One of the princes Sima Rui 司马睿 reestablished the dynasty at Nanjing, later called the Eastern Jin dynasty (to be distinguished from the earlier Jin dynasty–the Western Jin dynasty.
As Professor Peter K. Bol pointed out, one important feature of this period during the Jin dynasty is that the government lost control of the very elite it tried to recruit to service. It developed a special recruitment system, called “Nine Ranks System” (九品 中正制 “Jiu Pin” for short), which laid out the nine-rank system of eligibility for office based on one’s family and clan’s background; this system resulted in the political monopoly by a few limited leading clans.
After Sima Rei 司马睿 established the Eastern Jin, China was divided into the North and the South. The North was overtaken by different nomadic tribes and it was eventually divided into sixteen different kingdoms.
Fu Jian, the emperor of Former Qin, united the North under his rule. He then invaded the Jin dynasty with a huge army in an attempt to unify China. However, he was defeated by much smaller Jin troops in the battle at Fei river. This was one of the decisive battles of China. （See

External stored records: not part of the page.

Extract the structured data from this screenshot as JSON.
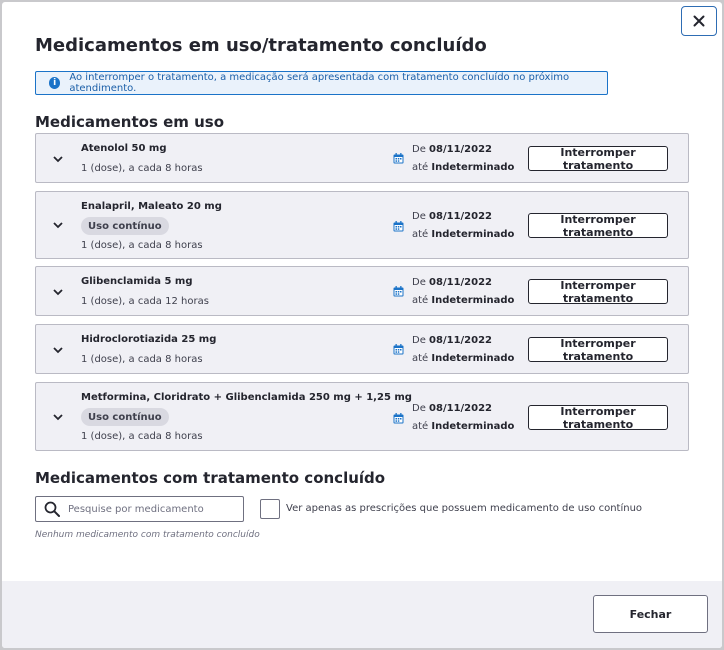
{
  "modal": {
    "title": "Medicamentos em uso/tratamento concluído",
    "alert": "Ao interromper o tratamento, a medicação será apresentada com tratamento concluído no próximo atendimento."
  },
  "in_use": {
    "section_title": "Medicamentos em uso",
    "items": [
      {
        "name": "Atenolol 50 mg",
        "badge": "",
        "dose": "1 (dose), a cada 8 horas",
        "date_from_prefix": "De",
        "date_from": "08/11/2022",
        "date_to_prefix": "até",
        "date_to": "Indeterminado",
        "action": "Interromper tratamento"
      },
      {
        "name": "Enalapril, Maleato 20 mg",
        "badge": "Uso contínuo",
        "dose": "1 (dose), a cada 8 horas",
        "date_from_prefix": "De",
        "date_from": "08/11/2022",
        "date_to_prefix": "até",
        "date_to": "Indeterminado",
        "action": "Interromper tratamento"
      },
      {
        "name": "Glibenclamida 5 mg",
        "badge": "",
        "dose": "1 (dose), a cada 12 horas",
        "date_from_prefix": "De",
        "date_from": "08/11/2022",
        "date_to_prefix": "até",
        "date_to": "Indeterminado",
        "action": "Interromper tratamento"
      },
      {
        "name": "Hidroclorotiazida 25 mg",
        "badge": "",
        "dose": "1 (dose), a cada 8 horas",
        "date_from_prefix": "De",
        "date_from": "08/11/2022",
        "date_to_prefix": "até",
        "date_to": "Indeterminado",
        "action": "Interromper tratamento"
      },
      {
        "name": "Metformina, Cloridrato + Glibenclamida 250 mg + 1,25 mg",
        "badge": "Uso contínuo",
        "dose": "1 (dose), a cada 8 horas",
        "date_from_prefix": "De",
        "date_from": "08/11/2022",
        "date_to_prefix": "até",
        "date_to": "Indeterminado",
        "action": "Interromper tratamento"
      }
    ]
  },
  "completed": {
    "section_title": "Medicamentos com tratamento concluído",
    "search_placeholder": "Pesquise por medicamento",
    "search_value": "",
    "checkbox_label": "Ver apenas as prescrições que possuem medicamento de uso contínuo",
    "checkbox_checked": false,
    "empty_message": "Nenhum medicamento com tratamento concluído"
  },
  "footer": {
    "close_label": "Fechar"
  },
  "icons": {
    "close": "close-icon",
    "info": "info-icon",
    "chevron": "chevron-down-icon",
    "calendar": "calendar-icon",
    "search": "search-icon"
  },
  "colors": {
    "primary": "#1b73c8",
    "card_bg": "#f0f0f5",
    "text": "#24252e",
    "badge_bg": "#d9d9e1"
  }
}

Former Qin collapsed soon after that defeat, the North disintegrated once again. Finally, the Tuoba clan 拓跋氏 of the Xianbei tribe managed to unify the North under their rule, and founded the Northern Wei dynasty 北魏, while in the South, Liu Yu (劉裕) (363–422) usurped the Jin throne, and founded the Liu Song dynasty.
Northern-Southern Dynasties period thus began.
3rd Period, Southern and Northern dynasties 南北朝:
The Northern Dynasties began with the establishment of Northern Wei Dynasty in 368，which was ruled by the nomadic tribe called Xianbei. It conquered small kingdoms in north China and was able to successfully rule a considerable area of China as a result of integrating policies, adopted by its sixth Emperor Xiaowen. Emperor Xiaowen implemented a comprehensive policy of sinicization (汉化政策). In order to reduce the conflicts in the multi-ethnic state, he implemented these policies: 1) Forced the officials and the population to speak the Han language and wear Han clothes; 2) Compelled Xianbei people and other nomadic tribes to adopt Chinese surnames; 3) Encouraged intermarriage between Xianbei and Han.
However, due to internal division, Northern Wei split into two parts–Eastern Wei Dynasty & Western Wei Dynasty in 534 C.E. after a civil war. However, both Eastern Wei and Western Wei were both controlled by politically-powerful ministers. They were respectively replaced by Northern Qi Dynasty and Northern Zhou Dynasty. Northern Zhou Dynasty eventually conquered Northern Qi Dynasty after a series of wars. Northern Zhou Dynasty became the last dynasty of Northern Dynasties.
In 420 C.E., the Eastern Jin Dynasty 东晋 was subsequently overtaken by four successive regimes, together called the Southern Dynasties 南朝. These four sequential dynasties are（Liu） Song （刘）宋, （Southern） Qi 齐, Liang 梁 and Chen 陈. As the maps illustrate below, the Liu Song & Southern Qi ruled in the south while Northern Wei Dynasty was ruling in the north; Liang Dynasty ruled in the south at the time when the north was ruled by Eastern and Western Wei dynasties; when the time Chen Dynasty ruled the south, the north was under the rule of the Northern Qi and Northern Zhou dynasties.
In 581the Sui unified the Northern and Southern dynasties and reinstalled the rule of ethnic Han Chinese in China.
The Sui Dynasty was established in 581 C.E. and finally reunified China from the north by conquering Chen Dynasty in 589 C.E. However, it was short lived and ended its rule in 618 C.E.
Emperor Wen of Sui 隋文帝 541 – 13 August 604